### Task instructions:
Please produce a character-exact copy of the listing that follows, omitting all images.

### Task data:
================================
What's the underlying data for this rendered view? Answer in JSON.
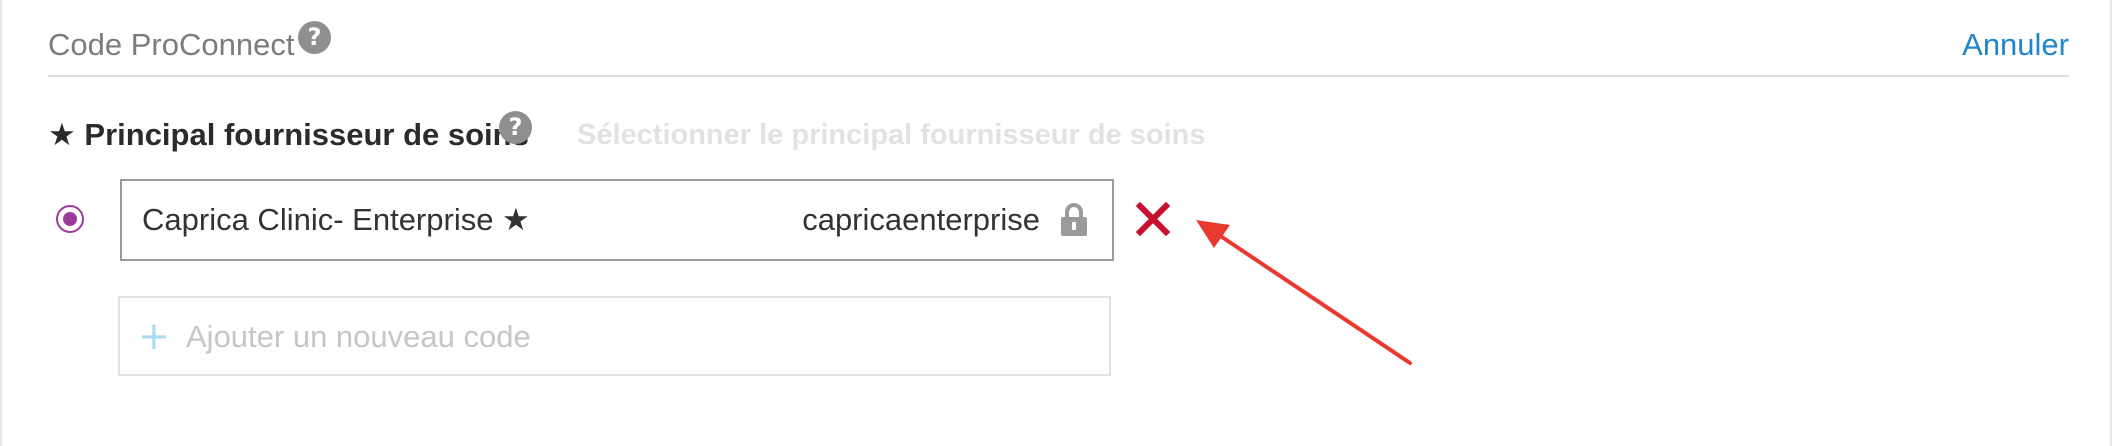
{
  "header": {
    "title": "Code ProConnect",
    "help_icon": "question-circle-icon",
    "cancel_label": "Annuler"
  },
  "section": {
    "title": "★ Principal fournisseur de soins",
    "help_icon": "question-circle-icon",
    "hint": "Sélectionner le principal fournisseur de soins"
  },
  "code_entry": {
    "selected": true,
    "name": "Caprica Clinic- Enterprise ★",
    "code": "capricaenterprise",
    "lock_icon": "lock-icon",
    "remove_icon": "close-x-icon"
  },
  "add_code": {
    "icon": "plus-icon",
    "placeholder": "Ajouter un nouveau code"
  },
  "annotation": {
    "arrow_color": "#e83a2f"
  },
  "colors": {
    "accent_link": "#1f87c7",
    "radio": "#9b3c9b",
    "remove": "#c8102e",
    "plus": "#a8dcf3"
  }
}
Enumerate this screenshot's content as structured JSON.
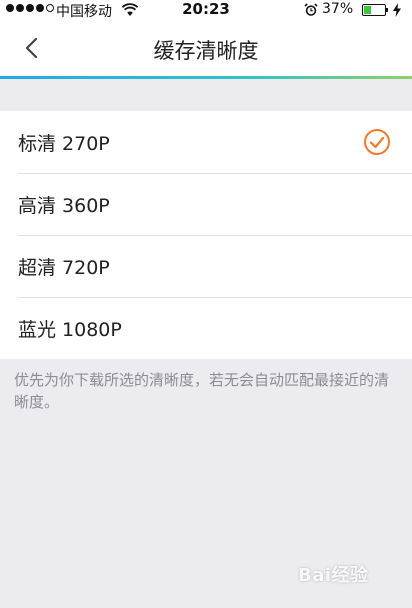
{
  "status_bar": {
    "carrier": "中国移动",
    "time": "20:23",
    "battery_percent": "37%",
    "battery_level": 0.37,
    "signal_bars_filled": 4,
    "signal_bars_total": 5,
    "battery_color": "#3cc63c"
  },
  "nav": {
    "title": "缓存清晰度",
    "back_icon": "chevron-left-icon"
  },
  "options": [
    {
      "label": "标清 270P",
      "selected": true
    },
    {
      "label": "高清 360P",
      "selected": false
    },
    {
      "label": "超清 720P",
      "selected": false
    },
    {
      "label": "蓝光 1080P",
      "selected": false
    }
  ],
  "hint": "优先为你下载所选的清晰度，若无会自动匹配最接近的清晰度。",
  "watermark": {
    "text": "Bai经验"
  },
  "colors": {
    "accent_check": "#f07a2a",
    "nav_accent_start": "#23a9e8",
    "nav_accent_end": "#8fd06b",
    "background": "#ebebf0",
    "hint_text": "#8c8c92"
  }
}
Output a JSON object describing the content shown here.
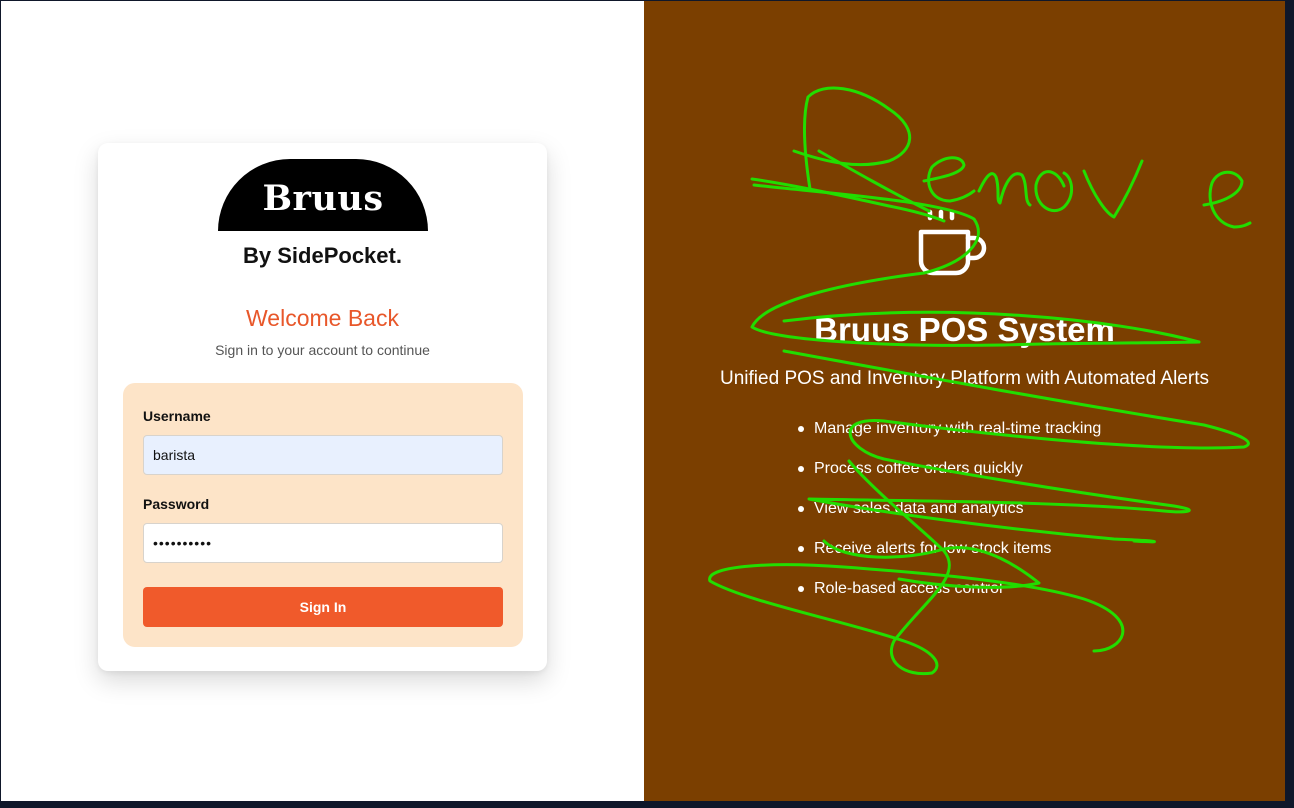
{
  "login": {
    "logo_text": "Bruus",
    "brand_subtitle": "By SidePocket.",
    "welcome_title": "Welcome Back",
    "welcome_subtitle": "Sign in to your account to continue",
    "form": {
      "username_label": "Username",
      "username_value": "barista",
      "password_label": "Password",
      "password_value": "••••••••••",
      "signin_label": "Sign In"
    }
  },
  "hero": {
    "icon": "coffee-cup-icon",
    "title": "Bruus POS System",
    "tagline": "Unified POS and Inventory Platform with Automated Alerts",
    "features": [
      "Manage inventory with real-time tracking",
      "Process coffee orders quickly",
      "View sales data and analytics",
      "Receive alerts for low stock items",
      "Role-based access control"
    ]
  },
  "annotation": {
    "handwritten_text": "Remove",
    "color": "#22dd00"
  },
  "colors": {
    "accent": "#f05a2b",
    "welcome": "#e8572a",
    "hero_background": "#7b3f00",
    "form_background": "#fde4c8"
  }
}
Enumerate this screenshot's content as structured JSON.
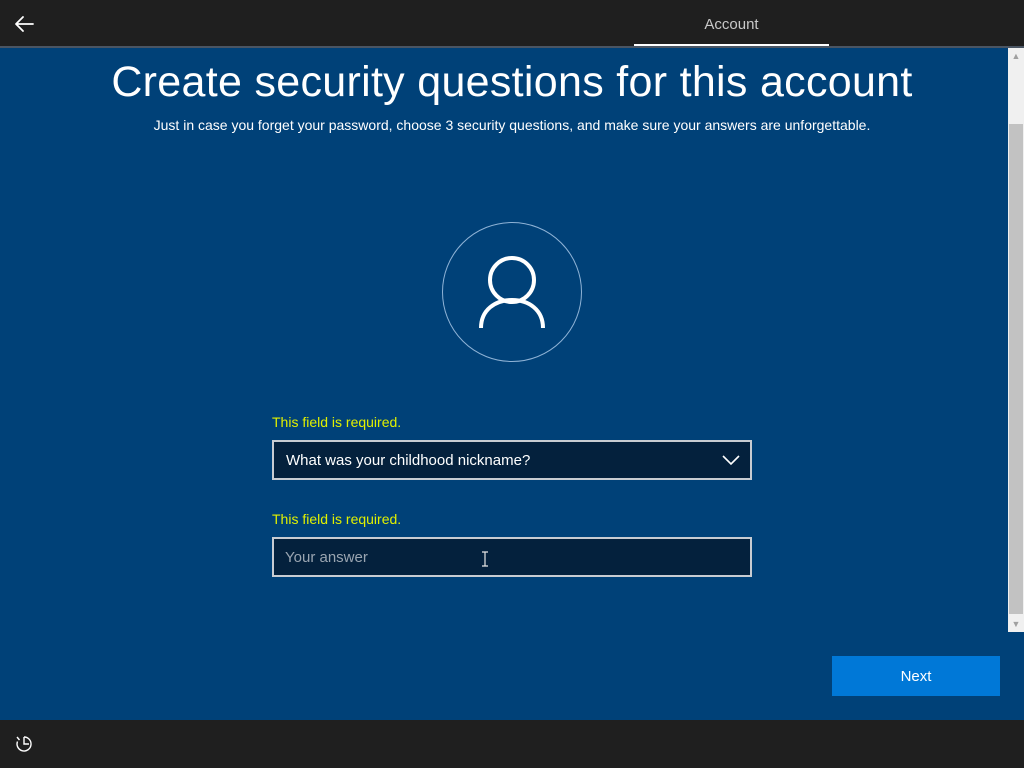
{
  "header": {
    "back_icon": "back-arrow-icon",
    "tab_label": "Account"
  },
  "main": {
    "title": "Create security questions for this account",
    "subtitle": "Just in case you forget your password, choose 3 security questions, and make sure your answers are unforgettable.",
    "avatar_icon": "user-icon",
    "question": {
      "error": "This field is required.",
      "selected": "What was your childhood nickname?",
      "chevron_icon": "chevron-down-icon"
    },
    "answer": {
      "error": "This field is required.",
      "value": "",
      "placeholder": "Your answer"
    },
    "next_label": "Next"
  },
  "footer": {
    "ease_of_access_icon": "ease-of-access-icon"
  },
  "colors": {
    "background": "#004178",
    "accent": "#0078d7",
    "error": "#e1f000",
    "bar": "#1f1f1f"
  }
}
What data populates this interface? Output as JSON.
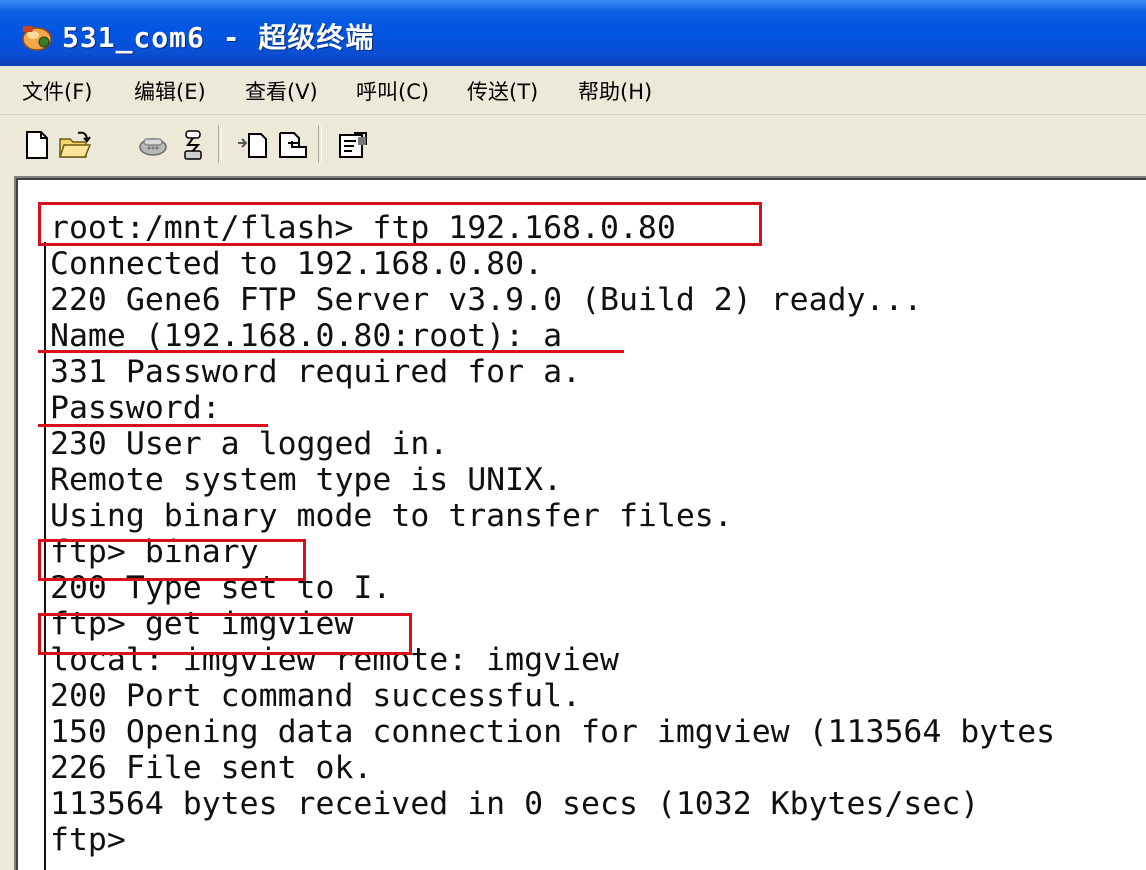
{
  "window": {
    "title": "531_com6 - 超级终端",
    "icon": "hyperterminal-phone-icon"
  },
  "menu": [
    {
      "label": "文件(F)"
    },
    {
      "label": "编辑(E)"
    },
    {
      "label": "查看(V)"
    },
    {
      "label": "呼叫(C)"
    },
    {
      "label": "传送(T)"
    },
    {
      "label": "帮助(H)"
    }
  ],
  "toolbar": [
    {
      "icon": "new-document-icon"
    },
    {
      "icon": "open-folder-icon"
    },
    {
      "icon": "connect-icon"
    },
    {
      "icon": "disconnect-icon"
    },
    {
      "icon": "send-file-icon"
    },
    {
      "icon": "receive-file-icon"
    },
    {
      "icon": "properties-icon"
    }
  ],
  "terminal": {
    "lines": [
      "root:/mnt/flash> ftp 192.168.0.80",
      "Connected to 192.168.0.80.",
      "220 Gene6 FTP Server v3.9.0 (Build 2) ready...",
      "Name (192.168.0.80:root): a",
      "331 Password required for a.",
      "Password:",
      "230 User a logged in.",
      "Remote system type is UNIX.",
      "Using binary mode to transfer files.",
      "ftp> binary",
      "200 Type set to I.",
      "ftp> get imgview",
      "local: imgview remote: imgview",
      "200 Port command successful.",
      "150 Opening data connection for imgview (113564 bytes",
      "226 File sent ok.",
      "113564 bytes received in 0 secs (1032 Kbytes/sec)",
      "ftp>"
    ]
  },
  "colors": {
    "titlebar": "#0054e3",
    "annotation": "#d9101a",
    "terminal_bg": "#ffffff",
    "terminal_text": "#101010"
  }
}
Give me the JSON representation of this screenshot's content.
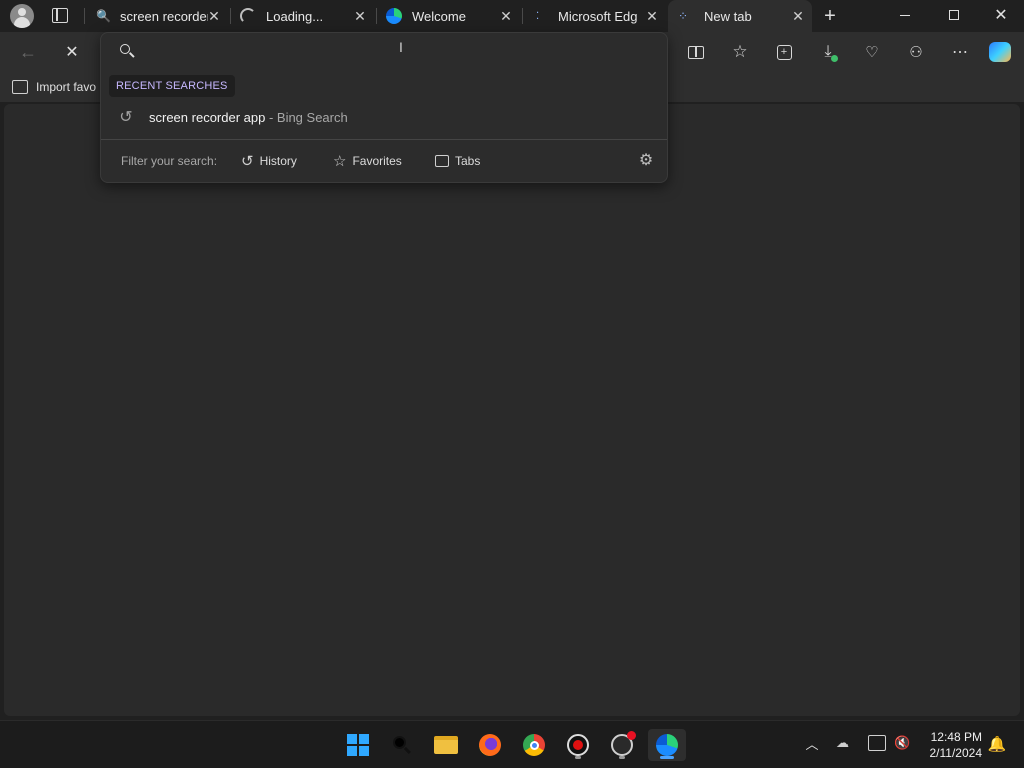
{
  "tabs": [
    {
      "title": "screen recorder"
    },
    {
      "title": "Loading..."
    },
    {
      "title": "Welcome"
    },
    {
      "title": "Microsoft Edge"
    },
    {
      "title": "New tab"
    }
  ],
  "favorites_bar": {
    "import_label": "Import favo"
  },
  "omnibox": {
    "recent_heading": "RECENT SEARCHES",
    "suggestion_query": "screen recorder app",
    "suggestion_source": " - Bing Search",
    "filter_label": "Filter your search:",
    "filters": {
      "history": "History",
      "favorites": "Favorites",
      "tabs": "Tabs"
    }
  },
  "taskbar": {
    "time": "12:48 PM",
    "date": "2/11/2024"
  },
  "colors": {
    "accent": "#c7b8ff",
    "edge_blue": "#1a8cff"
  }
}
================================
### Task result:
What's the underlying data for this rendered view? Answer in JSON.
{
  "header": {
    "title": "Code ProConnect",
    "help_icon": "question-circle-icon",
    "cancel_label": "Annuler"
  },
  "section": {
    "title": "★ Principal fournisseur de soins",
    "help_icon": "question-circle-icon",
    "hint": "Sélectionner le principal fournisseur de soins"
  },
  "code_entry": {
    "selected": true,
    "name": "Caprica Clinic- Enterprise ★",
    "code": "capricaenterprise",
    "lock_icon": "lock-icon",
    "remove_icon": "close-x-icon"
  },
  "add_code": {
    "icon": "plus-icon",
    "placeholder": "Ajouter un nouveau code"
  },
  "annotation": {
    "arrow_color": "#e83a2f"
  },
  "colors": {
    "accent_link": "#1f87c7",
    "radio": "#9b3c9b",
    "remove": "#c8102e",
    "plus": "#a8dcf3"
  }
}
Enumerate this screenshot's content as structured JSON.
{
  "status_bar": {
    "carrier": "中国移动",
    "time": "20:23",
    "battery_percent": "37%",
    "battery_level": 0.37,
    "signal_bars_filled": 4,
    "signal_bars_total": 5,
    "battery_color": "#3cc63c"
  },
  "nav": {
    "title": "缓存清晰度",
    "back_icon": "chevron-left-icon"
  },
  "options": [
    {
      "label": "标清 270P",
      "selected": true
    },
    {
      "label": "高清 360P",
      "selected": false
    },
    {
      "label": "超清 720P",
      "selected": false
    },
    {
      "label": "蓝光 1080P",
      "selected": false
    }
  ],
  "hint": "优先为你下载所选的清晰度，若无会自动匹配最接近的清晰度。",
  "watermark": {
    "text": "Bai经验"
  },
  "colors": {
    "accent_check": "#f07a2a",
    "nav_accent_start": "#23a9e8",
    "nav_accent_end": "#8fd06b",
    "background": "#ebebf0",
    "hint_text": "#8c8c92"
  }
}
Output a JSON object describing the content shown here.
{
  "login": {
    "logo_text": "Bruus",
    "brand_subtitle": "By SidePocket.",
    "welcome_title": "Welcome Back",
    "welcome_subtitle": "Sign in to your account to continue",
    "form": {
      "username_label": "Username",
      "username_value": "barista",
      "password_label": "Password",
      "password_value": "••••••••••",
      "signin_label": "Sign In"
    }
  },
  "hero": {
    "icon": "coffee-cup-icon",
    "title": "Bruus POS System",
    "tagline": "Unified POS and Inventory Platform with Automated Alerts",
    "features": [
      "Manage inventory with real-time tracking",
      "Process coffee orders quickly",
      "View sales data and analytics",
      "Receive alerts for low stock items",
      "Role-based access control"
    ]
  },
  "annotation": {
    "handwritten_text": "Remove",
    "color": "#22dd00"
  },
  "colors": {
    "accent": "#f05a2b",
    "welcome": "#e8572a",
    "hero_background": "#7b3f00",
    "form_background": "#fde4c8"
  }
}
Enumerate this screenshot's content as structured JSON.
{
  "header": {
    "back_icon": "back-arrow-icon",
    "tab_label": "Account"
  },
  "main": {
    "title": "Create security questions for this account",
    "subtitle": "Just in case you forget your password, choose 3 security questions, and make sure your answers are unforgettable.",
    "avatar_icon": "user-icon",
    "question": {
      "error": "This field is required.",
      "selected": "What was your childhood nickname?",
      "chevron_icon": "chevron-down-icon"
    },
    "answer": {
      "error": "This field is required.",
      "value": "",
      "placeholder": "Your answer"
    },
    "next_label": "Next"
  },
  "footer": {
    "ease_of_access_icon": "ease-of-access-icon"
  },
  "colors": {
    "background": "#004178",
    "accent": "#0078d7",
    "error": "#e1f000",
    "bar": "#1f1f1f"
  }
}
What data populates this interface? Output as JSON.
{
  "window": {
    "title": "531_com6 - 超级终端",
    "icon": "hyperterminal-phone-icon"
  },
  "menu": [
    {
      "label": "文件(F)"
    },
    {
      "label": "编辑(E)"
    },
    {
      "label": "查看(V)"
    },
    {
      "label": "呼叫(C)"
    },
    {
      "label": "传送(T)"
    },
    {
      "label": "帮助(H)"
    }
  ],
  "toolbar": [
    {
      "icon": "new-document-icon"
    },
    {
      "icon": "open-folder-icon"
    },
    {
      "icon": "connect-icon"
    },
    {
      "icon": "disconnect-icon"
    },
    {
      "icon": "send-file-icon"
    },
    {
      "icon": "receive-file-icon"
    },
    {
      "icon": "properties-icon"
    }
  ],
  "terminal": {
    "lines": [
      "root:/mnt/flash> ftp 192.168.0.80",
      "Connected to 192.168.0.80.",
      "220 Gene6 FTP Server v3.9.0 (Build 2) ready...",
      "Name (192.168.0.80:root): a",
      "331 Password required for a.",
      "Password:",
      "230 User a logged in.",
      "Remote system type is UNIX.",
      "Using binary mode to transfer files.",
      "ftp> binary",
      "200 Type set to I.",
      "ftp> get imgview",
      "local: imgview remote: imgview",
      "200 Port command successful.",
      "150 Opening data connection for imgview (113564 bytes",
      "226 File sent ok.",
      "113564 bytes received in 0 secs (1032 Kbytes/sec)",
      "ftp>"
    ]
  },
  "colors": {
    "titlebar": "#0054e3",
    "annotation": "#d9101a",
    "terminal_bg": "#ffffff",
    "terminal_text": "#101010"
  }
}
Give me the JSON representation of this screenshot's content.
{
  "tabs": [
    {
      "title": "screen recorder"
    },
    {
      "title": "Loading..."
    },
    {
      "title": "Welcome"
    },
    {
      "title": "Microsoft Edge"
    },
    {
      "title": "New tab"
    }
  ],
  "favorites_bar": {
    "import_label": "Import favo"
  },
  "omnibox": {
    "recent_heading": "RECENT SEARCHES",
    "suggestion_query": "screen recorder app",
    "suggestion_source": " - Bing Search",
    "filter_label": "Filter your search:",
    "filters": {
      "history": "History",
      "favorites": "Favorites",
      "tabs": "Tabs"
    }
  },
  "taskbar": {
    "time": "12:48 PM",
    "date": "2/11/2024"
  },
  "colors": {
    "accent": "#c7b8ff",
    "edge_blue": "#1a8cff"
  }
}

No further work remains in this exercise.